Zawahiri letter to al-Qaeda in Iraq leader Abu Ayyub al-Masri, March 2008. Letter was captured in April during U.S. op that killed AQI Information Minister Abu Nizar. Abu Nizar was an intermediary between Masri and AQ Central. The letter was found on Abu Nizar’s person.
- Leadership: Masri too isolated to keep watch of his operatives. Zawahiri questions Masri’s ability to lead AQI.
- Poor Communication with AQ Central: Zawahiri concerned that he is not getting regular updates on Iraq. He is also not receiving regular communication from Masri.

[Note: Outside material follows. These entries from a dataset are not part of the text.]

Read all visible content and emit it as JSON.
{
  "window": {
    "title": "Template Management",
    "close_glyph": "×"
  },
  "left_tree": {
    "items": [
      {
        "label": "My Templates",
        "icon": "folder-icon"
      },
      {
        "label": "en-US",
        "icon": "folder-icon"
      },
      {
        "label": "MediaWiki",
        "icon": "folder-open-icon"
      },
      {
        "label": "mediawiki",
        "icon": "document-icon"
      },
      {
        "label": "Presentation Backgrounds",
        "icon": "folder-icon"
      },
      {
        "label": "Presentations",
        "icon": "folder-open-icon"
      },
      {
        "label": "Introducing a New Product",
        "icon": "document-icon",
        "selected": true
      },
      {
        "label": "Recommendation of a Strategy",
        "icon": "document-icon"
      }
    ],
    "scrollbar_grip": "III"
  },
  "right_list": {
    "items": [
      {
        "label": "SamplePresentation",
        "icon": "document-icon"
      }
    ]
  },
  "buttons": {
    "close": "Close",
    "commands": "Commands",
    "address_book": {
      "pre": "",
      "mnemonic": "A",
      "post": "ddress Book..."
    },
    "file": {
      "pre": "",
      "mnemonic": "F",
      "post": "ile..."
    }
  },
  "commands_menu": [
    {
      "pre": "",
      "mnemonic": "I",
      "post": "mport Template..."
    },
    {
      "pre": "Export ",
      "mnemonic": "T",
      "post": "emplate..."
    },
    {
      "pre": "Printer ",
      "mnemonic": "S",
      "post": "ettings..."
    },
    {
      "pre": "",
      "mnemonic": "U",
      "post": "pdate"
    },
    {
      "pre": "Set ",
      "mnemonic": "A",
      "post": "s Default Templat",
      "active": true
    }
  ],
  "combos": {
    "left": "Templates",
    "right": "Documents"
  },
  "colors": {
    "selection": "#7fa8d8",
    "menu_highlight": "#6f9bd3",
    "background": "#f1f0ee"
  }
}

- Poor Recruits: Dissatisfied with poor quality of recruits for ops in Iraq
- ISI’s Legitimacy: Questions manner in which the Islamic State of Iraq was established
- ISI’s Blatant Propaganda: Unhappy that ISI is repackaging old footage of operations and claiming the ops are new. Also unhappy that ISI takes credit for ops carried out by other terror groups, like Islamic Jihad. Zawahiri writes: “The media policy for the Islamic State is using exaggeration, to the extent of lying.”

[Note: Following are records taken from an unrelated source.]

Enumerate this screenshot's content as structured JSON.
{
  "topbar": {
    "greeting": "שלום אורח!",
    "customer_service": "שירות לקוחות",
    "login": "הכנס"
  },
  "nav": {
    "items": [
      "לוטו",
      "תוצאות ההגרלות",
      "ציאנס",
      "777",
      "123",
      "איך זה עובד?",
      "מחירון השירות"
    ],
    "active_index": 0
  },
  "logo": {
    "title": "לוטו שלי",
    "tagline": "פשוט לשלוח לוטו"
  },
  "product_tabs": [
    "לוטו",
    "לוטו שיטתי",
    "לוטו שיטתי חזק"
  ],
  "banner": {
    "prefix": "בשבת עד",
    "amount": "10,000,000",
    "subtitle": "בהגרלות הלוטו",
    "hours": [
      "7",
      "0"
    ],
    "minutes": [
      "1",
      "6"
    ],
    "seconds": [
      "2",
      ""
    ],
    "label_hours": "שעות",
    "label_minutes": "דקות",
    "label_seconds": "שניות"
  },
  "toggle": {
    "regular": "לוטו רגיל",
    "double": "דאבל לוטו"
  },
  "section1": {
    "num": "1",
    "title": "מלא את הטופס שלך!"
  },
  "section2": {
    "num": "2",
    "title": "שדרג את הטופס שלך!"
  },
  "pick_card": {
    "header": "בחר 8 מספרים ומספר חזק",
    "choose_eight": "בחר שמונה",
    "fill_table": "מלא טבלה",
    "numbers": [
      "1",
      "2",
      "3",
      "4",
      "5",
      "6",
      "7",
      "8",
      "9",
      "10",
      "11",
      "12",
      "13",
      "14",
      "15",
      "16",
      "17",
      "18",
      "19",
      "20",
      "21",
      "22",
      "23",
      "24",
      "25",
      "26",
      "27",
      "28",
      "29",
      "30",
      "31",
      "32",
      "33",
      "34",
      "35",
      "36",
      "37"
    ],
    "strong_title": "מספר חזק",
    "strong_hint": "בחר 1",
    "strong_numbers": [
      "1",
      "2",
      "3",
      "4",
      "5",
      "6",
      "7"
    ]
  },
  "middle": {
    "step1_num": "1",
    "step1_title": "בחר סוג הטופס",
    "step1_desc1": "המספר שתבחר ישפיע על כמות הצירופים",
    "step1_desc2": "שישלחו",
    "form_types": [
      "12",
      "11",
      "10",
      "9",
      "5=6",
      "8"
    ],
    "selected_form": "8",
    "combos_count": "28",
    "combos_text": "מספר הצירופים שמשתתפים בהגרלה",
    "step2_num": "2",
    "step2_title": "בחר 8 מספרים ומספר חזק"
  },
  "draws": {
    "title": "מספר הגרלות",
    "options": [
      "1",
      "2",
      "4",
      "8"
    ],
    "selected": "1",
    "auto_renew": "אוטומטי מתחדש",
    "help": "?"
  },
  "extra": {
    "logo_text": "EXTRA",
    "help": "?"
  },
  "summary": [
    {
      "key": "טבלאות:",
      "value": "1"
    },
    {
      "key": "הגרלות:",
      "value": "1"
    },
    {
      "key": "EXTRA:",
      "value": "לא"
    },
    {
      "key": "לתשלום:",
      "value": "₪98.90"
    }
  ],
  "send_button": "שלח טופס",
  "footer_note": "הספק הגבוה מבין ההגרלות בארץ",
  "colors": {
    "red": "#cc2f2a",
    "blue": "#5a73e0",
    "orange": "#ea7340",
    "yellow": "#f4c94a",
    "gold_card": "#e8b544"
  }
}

Zawahiri letter to Abu `Umar al-Baghdadi, March 2008
- Relations b/n Zawahiri & Bin Laden: Zawahiri passing along advice from Bin Laden.
- Offer of Assistance: Zawahiri asks what ISI needs to be victorious.

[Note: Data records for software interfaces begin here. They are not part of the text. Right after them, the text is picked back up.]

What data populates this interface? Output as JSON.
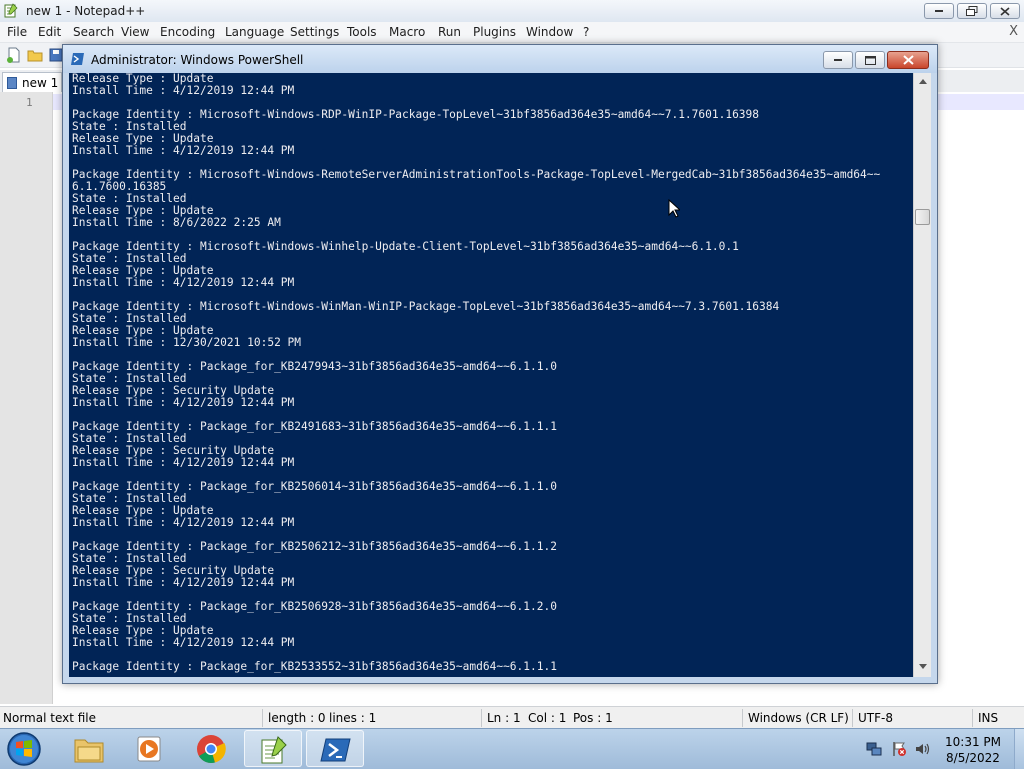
{
  "notepad": {
    "title": "new 1 - Notepad++",
    "menu": [
      "File",
      "Edit",
      "Search",
      "View",
      "Encoding",
      "Language",
      "Settings",
      "Tools",
      "Macro",
      "Run",
      "Plugins",
      "Window",
      "?"
    ],
    "menu_close": "X",
    "tab_label": "new 1",
    "line_number": "1",
    "status": {
      "file_type": "Normal text file",
      "length": "length : 0",
      "lines": "lines : 1",
      "ln": "Ln : 1",
      "col": "Col : 1",
      "pos": "Pos : 1",
      "eol": "Windows (CR LF)",
      "encoding": "UTF-8",
      "mode": "INS"
    }
  },
  "powershell": {
    "title": "Administrator: Windows PowerShell",
    "output": "Release Type : Update\nInstall Time : 4/12/2019 12:44 PM\n\nPackage Identity : Microsoft-Windows-RDP-WinIP-Package-TopLevel~31bf3856ad364e35~amd64~~7.1.7601.16398\nState : Installed\nRelease Type : Update\nInstall Time : 4/12/2019 12:44 PM\n\nPackage Identity : Microsoft-Windows-RemoteServerAdministrationTools-Package-TopLevel-MergedCab~31bf3856ad364e35~amd64~~\n6.1.7600.16385\nState : Installed\nRelease Type : Update\nInstall Time : 8/6/2022 2:25 AM\n\nPackage Identity : Microsoft-Windows-Winhelp-Update-Client-TopLevel~31bf3856ad364e35~amd64~~6.1.0.1\nState : Installed\nRelease Type : Update\nInstall Time : 4/12/2019 12:44 PM\n\nPackage Identity : Microsoft-Windows-WinMan-WinIP-Package-TopLevel~31bf3856ad364e35~amd64~~7.3.7601.16384\nState : Installed\nRelease Type : Update\nInstall Time : 12/30/2021 10:52 PM\n\nPackage Identity : Package_for_KB2479943~31bf3856ad364e35~amd64~~6.1.1.0\nState : Installed\nRelease Type : Security Update\nInstall Time : 4/12/2019 12:44 PM\n\nPackage Identity : Package_for_KB2491683~31bf3856ad364e35~amd64~~6.1.1.1\nState : Installed\nRelease Type : Security Update\nInstall Time : 4/12/2019 12:44 PM\n\nPackage Identity : Package_for_KB2506014~31bf3856ad364e35~amd64~~6.1.1.0\nState : Installed\nRelease Type : Update\nInstall Time : 4/12/2019 12:44 PM\n\nPackage Identity : Package_for_KB2506212~31bf3856ad364e35~amd64~~6.1.1.2\nState : Installed\nRelease Type : Security Update\nInstall Time : 4/12/2019 12:44 PM\n\nPackage Identity : Package_for_KB2506928~31bf3856ad364e35~amd64~~6.1.2.0\nState : Installed\nRelease Type : Update\nInstall Time : 4/12/2019 12:44 PM\n\nPackage Identity : Package_for_KB2533552~31bf3856ad364e35~amd64~~6.1.1.1",
    "console_bg": "#012456",
    "console_fg": "#eeedf0"
  },
  "taskbar": {
    "apps": [
      "windows-explorer-icon",
      "media-player-icon",
      "chrome-icon",
      "notepad-plus-plus-icon",
      "powershell-icon"
    ],
    "tray_icons": [
      "network-icon",
      "action-center-flag-icon",
      "volume-icon"
    ],
    "clock": {
      "time": "10:31 PM",
      "date": "8/5/2022"
    }
  }
}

We know from an earlier set of captured documents reviewed by a Washington Post reporter that Masri went to Afghanistan this summer to speak with AQ leadership. From the tone of Zawahiri’s letter, it might have been a trip to the woodshed.
This is at least the second time that captured AQI documents have been given to CNN. But in both cases, the original documents have not been released for general scrutiny. If the people releasing them hope their contents will demoralize al-Qaeda supporters around the world, it would help to release the documents to the general public soon after the news stories based on them are published. Despite all the attention paid to Jihadi visual media, Jihadis themselves love texts.
Update: Bill Roggio at Long Wars Journal was given the documents by MNFI and has a more extensive summary of their content. He also says that the documents will be made available shortly on the Foundation for the Defense of Democracy’s website. The documents are now up and I’ll post a more detailed summary once I’ve read them.